Website and app data records:
▶

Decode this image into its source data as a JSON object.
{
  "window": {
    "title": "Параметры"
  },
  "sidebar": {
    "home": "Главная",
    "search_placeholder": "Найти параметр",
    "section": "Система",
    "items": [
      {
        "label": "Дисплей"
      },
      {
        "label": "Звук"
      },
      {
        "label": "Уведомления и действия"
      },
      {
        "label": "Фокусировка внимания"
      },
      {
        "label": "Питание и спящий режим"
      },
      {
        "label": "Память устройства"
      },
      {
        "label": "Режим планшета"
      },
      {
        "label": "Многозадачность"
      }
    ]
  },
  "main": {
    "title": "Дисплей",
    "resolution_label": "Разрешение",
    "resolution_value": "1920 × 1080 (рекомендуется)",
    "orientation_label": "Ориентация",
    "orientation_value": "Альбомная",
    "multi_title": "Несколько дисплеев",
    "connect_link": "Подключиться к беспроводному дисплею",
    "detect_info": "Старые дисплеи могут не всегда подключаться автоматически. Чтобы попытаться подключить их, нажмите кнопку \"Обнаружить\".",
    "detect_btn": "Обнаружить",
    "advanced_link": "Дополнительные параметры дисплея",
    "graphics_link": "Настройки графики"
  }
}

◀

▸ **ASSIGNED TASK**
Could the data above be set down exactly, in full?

▸ **ANSWER TO THE EXERCISE**
Decode this image into its source data as a JSON object.
{
  "window": {
    "title": "Параметры"
  },
  "sidebar": {
    "home": "Главная",
    "search_placeholder": "Найти параметр",
    "section": "Система",
    "items": [
      {
        "label": "Дисплей"
      },
      {
        "label": "Звук"
      },
      {
        "label": "Уведомления и действия"
      },
      {
        "label": "Фокусировка внимания"
      },
      {
        "label": "Питание и спящий режим"
      },
      {
        "label": "Память устройства"
      },
      {
        "label": "Режим планшета"
      },
      {
        "label": "Многозадачность"
      }
    ]
  },
  "main": {
    "title": "Дисплей",
    "resolution_label": "Разрешение",
    "resolution_value": "1920 × 1080 (рекомендуется)",
    "orientation_label": "Ориентация",
    "orientation_value": "Альбомная",
    "multi_title": "Несколько дисплеев",
    "connect_link": "Подключиться к беспроводному дисплею",
    "detect_info": "Старые дисплеи могут не всегда подключаться автоматически. Чтобы попытаться подключить их, нажмите кнопку \"Обнаружить\".",
    "detect_btn": "Обнаружить",
    "advanced_link": "Дополнительные параметры дисплея",
    "graphics_link": "Настройки графики"
  }
}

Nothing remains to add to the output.